“The Little People”
Art Uncredited

“The Wax Museum”
Art by Joe Certa

#2 (July 1952)
Cover by Lee Elias

“Cult of Evil”
Art by Lee Elias 

“The Quagmire Beast”
Art by Joe Certa

“The Last Word”
Art by Moe Marcus 

“The Crypt of Death”
Art by Rudy Palais

#3 (August 1952)
Cover Uncredited

“Crypt of Tomorrow”
Art by Joe Certa

“Cavern of the Doomed”
Art by Bob Powell

“The Cry of Satan”
Art by Moe Marcus

“Death Pact”
Art by Rudy Palais

#4 (September 1952)
Cover Uncredited

“Graveyard Monsters”
Art by Joe Certa

“His Brother’s Keeper”
Art by Moe Marcus

“Glacier Beast”
Art by Lee Elias

“Dirt of Death”
Art by Manny Stallman

#5 (October 1952)
Cover by Lee Elias

“The Rat Man”
Art by Bob Powell

“Marriage of the Monsters”
Art by Moe Marcus

“The Living Slime”
Art by Joe Certa

“Head of the Medusa”
Art by Rudy Palais

#6 (November 1952)
Cover by Lee Elias

“The Survivors”
Art by Joe Certa

“Return from the Grave”
Art by Moe Marcus

“Volcano of Doom”
Art by Rudy Palais

“Found: The Lair of the Snow Monster!!!”
Art by Abe Simon

#7 (January 1953)
Cover by Lee Elias

“The Eyeless Ones”
Art by Warren Kremer

“Shadow of Death”
Art by Abe Simon

“Colony of Horror”
Art by Moe Marcus

“Beam of Terror”
Art by Rudy Palais

#8 (March 1953)
Cover by Lee Elias

Art by Lee Elias

“The Search”
Art by Howard Nostrand

“The Eyes of March”
Art by Manny Stallman

“Vision in Bronze”
Art by Don Perlin

In four weeks, the final eight issues of Tomb of Terror and our picks for the Best of Harvey!


Grant said...

There's just something about a men's club as the setting when it comes to a character telling a weird story, or any other kind of tall story. The comedy answer to that would be the Commander McBragg cartoons.

Jack Seabrook said...

Another great entry in this highly entertaining series! Does the preview coming attractions mean that the next post is the last?

Jose Cruz said...

The next post will be the last entry for Harvey, but afterward we'll be moving right along to our next scheduled publisher which should be American Comics Group (ACG).

Erik Nelson said...

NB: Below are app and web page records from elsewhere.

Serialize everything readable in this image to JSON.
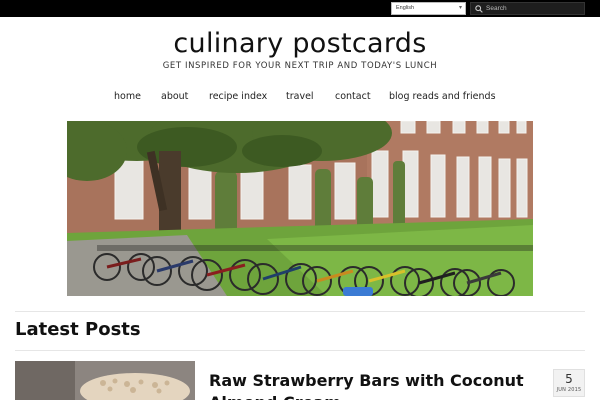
{
  "topbar": {
    "language_selected": "English",
    "search_placeholder": "Search"
  },
  "site": {
    "title": "culinary postcards",
    "tagline": "GET INSPIRED FOR YOUR NEXT TRIP AND TODAY'S LUNCH"
  },
  "nav": {
    "items": [
      {
        "label": "home"
      },
      {
        "label": "about"
      },
      {
        "label": "recipe index"
      },
      {
        "label": "travel"
      },
      {
        "label": "contact"
      },
      {
        "label": "blog reads and friends"
      }
    ]
  },
  "latest": {
    "heading": "Latest Posts",
    "posts": [
      {
        "title": "Raw Strawberry Bars with Coconut Almond Cream",
        "date_day": "5",
        "date_month": "JUN 2015"
      }
    ]
  },
  "icons": {
    "search": "search-icon",
    "dropdown": "chevron-down-icon"
  },
  "colors": {
    "topbar": "#000000",
    "search_bg": "#1e1e1e"
  }
}
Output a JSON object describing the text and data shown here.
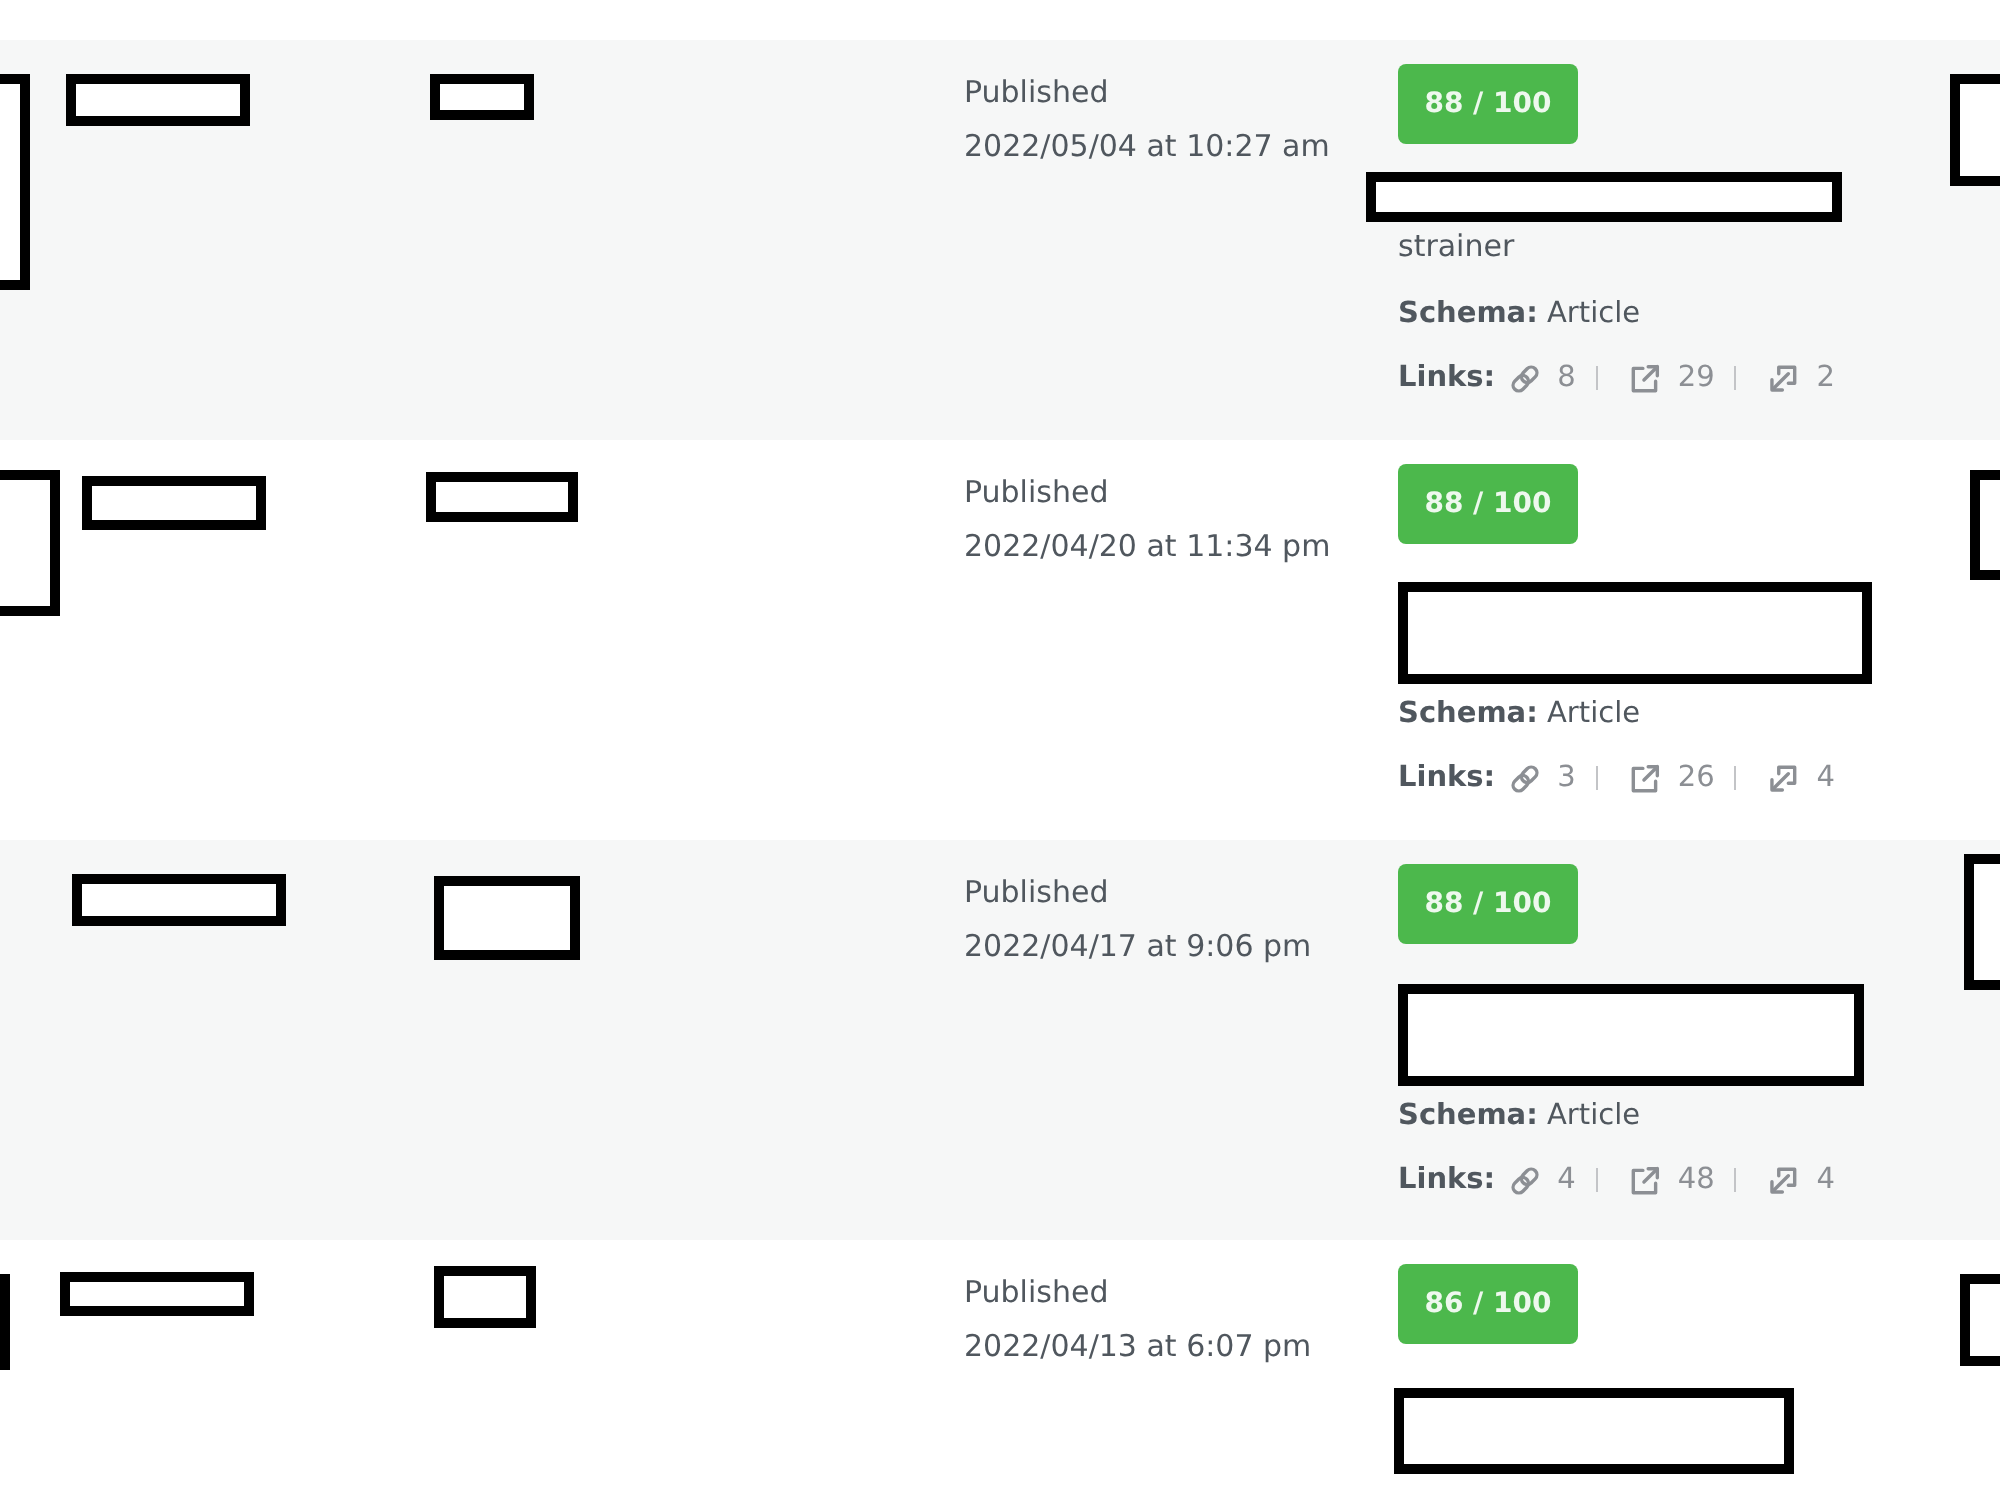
{
  "posts": [
    {
      "status": "Published",
      "date": "2022/05/04 at 10:27 am",
      "seo_score": "88 / 100",
      "keyword_tail": "strainer",
      "schema": "**Schema:** Article",
      "links": {
        "label": "Links:",
        "internal": "8",
        "external": "29",
        "incoming": "2"
      }
    },
    {
      "status": "Published",
      "date": "2022/04/20 at 11:34 pm",
      "seo_score": "88 / 100",
      "schema": "**Schema:** Article",
      "links": {
        "label": "Links:",
        "internal": "3",
        "external": "26",
        "incoming": "4"
      }
    },
    {
      "status": "Published",
      "date": "2022/04/17 at 9:06 pm",
      "seo_score": "88 / 100",
      "schema": "**Schema:** Article",
      "links": {
        "label": "Links:",
        "internal": "4",
        "external": "48",
        "incoming": "4"
      }
    },
    {
      "status": "Published",
      "date": "2022/04/13 at 6:07 pm",
      "seo_score": "86 / 100"
    }
  ]
}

The PS reprints of this series are currently available in hardback and paperback reprints at greatly reduced prices at Half Price Books (the stores and their website), Powells Books (the stores and their website) and third party sellers on One way I'm beating the heat is reading the reprints, then visiting bare bones for it's great commentary. Thanks, Jose and Peter!